Created by Bill Everett, Namor the Sub-Mariner first appeared in Marvel Comics no. 1 (October 1939). The offspring of a human sea captain and a princess of Atlantis (and thus proudly bearing the title of Prince), he possessed the aquatic talents one expects of a regular merman and the exceptional strength of a carnival strongman. The cool thing about Namor is that right off the bat, he was a rather negative character – to be more precise, he was an Enemy of the United States (Everett didn’t mince words or characters, huh?) As Les Daniels states in his Marvel: Five Fabulous Decades of the World’s Greatest Comics (1991), « Namor was a freak in the service of chaos. Although the Sub-Mariner acted like a villain, his cause had some justice, and readers reveled in his assaults on civilization. His enthusiastic fans weren’t offended by the carnage he created as he wrecked everything from ships to skyscrapers. » This chaos culminated in an epic fight with Human Torch in 1941 when Namor took things a little too far and threatened to inundate the whole island of Manhattan. This little skirmish didn’t prevent him from joining the Allies’ side once World War II started, however, which gave a more constructive outlet for his somewhat destructive energies.

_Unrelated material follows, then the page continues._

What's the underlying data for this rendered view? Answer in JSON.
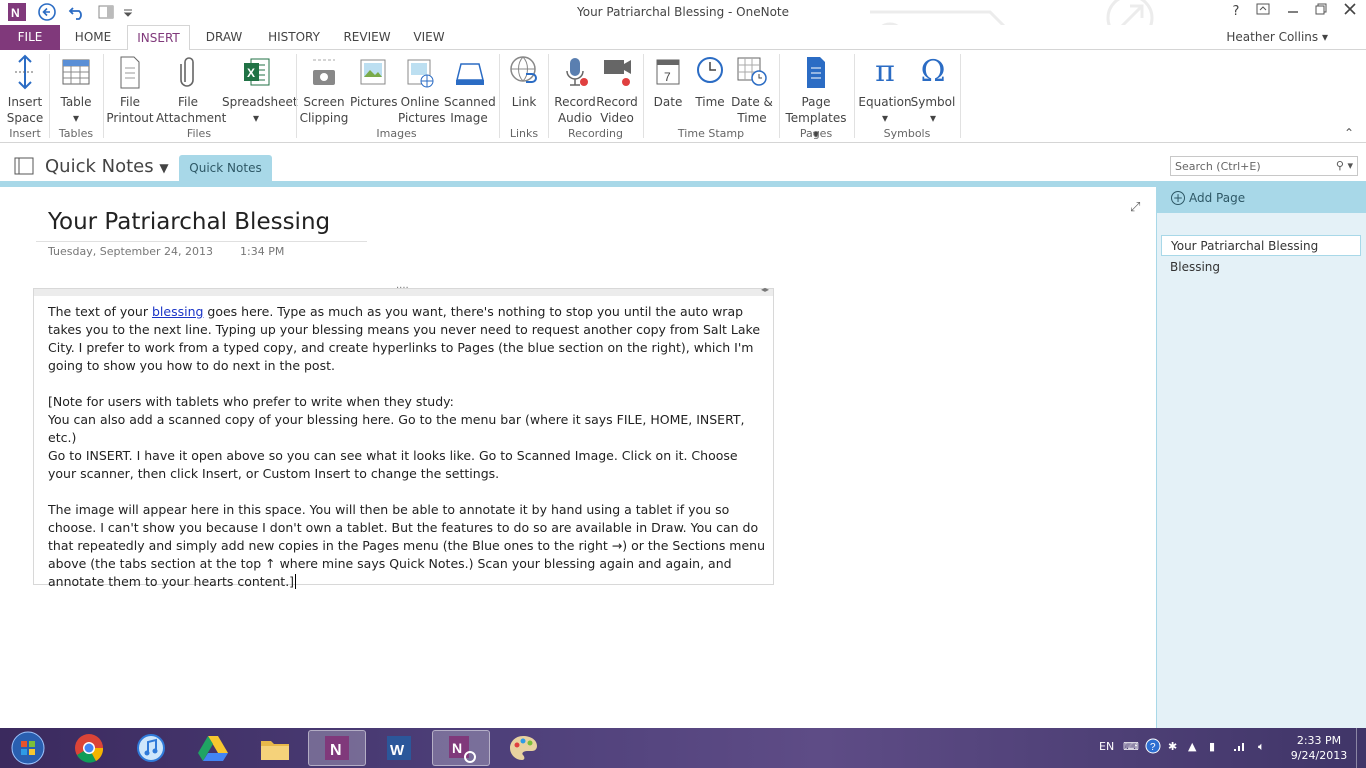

Right from the beginning, the Sub-Mariner was a complex character who just wouldn’t fit into the standard good guy/bad guy dichotomy. He underwent through quite a few transformations, disappearing for a bit right after WWII like many of his super-and-anti hero compatriots (but never for more than a couple of years at a time) and resurfacing during the Silver Age as a slightly different character. Namor’s concern about encroaching technology and hate of humanity, his fierce independence, made him a likeable character for those of us who like mavericks. He is a tragic character, a king without a kingdom who finds that Atlantis and its people have been destroyed by nuclear testing. After that, who wouldn’t hold a grudge? Anyway, if you’d like a more cogent overview of the Sub-Mariner’s history, visit The Great Comic Book Heroes.
To get back on topic, given how much time Namor spends underwater, it’s hardly surprising that he quite frequently encounters tentacles.
First, a story scripted and drawn by Bill Everett – who better to introduce the character than his creator? This is “The Octopus-Men!”, printed in The Human Torch no. 38 (August 1954).
Skipping ahead some twenty years, a page from “Namor Agonistes!”, scripted by Roy Thomas, pencilled by Ross Andru and inked by John Severin, printed in Sub-Mariner no. 38 (June 1971). This is sort of an origin story of the Sub-Mariner. Lovely art, n’est-ce pas?
A page from “When Wakes the Kraken!”, scripted by Roy Thomas, pencilled by Sal Buscema and inked by Mike Esposito, printed in Sub-Mariner no. 27 (July 1970):
Oh, let’s have a couple of covers, too.
I mostly sneer at modern “reboots” of Golden or Silver Age characters, but Namor’s appearance in the excellent Thor the Mighty Avenger (Marvel, 2010) was completely à propos. (The series is a happy union of an absorbing story with great graphics – it’s written by Roger Langridge with art by Chris Samnee.) Here’s a page from “Thursday Morning“, published in Thor the Mighty Avenger no. 5 (December 2010).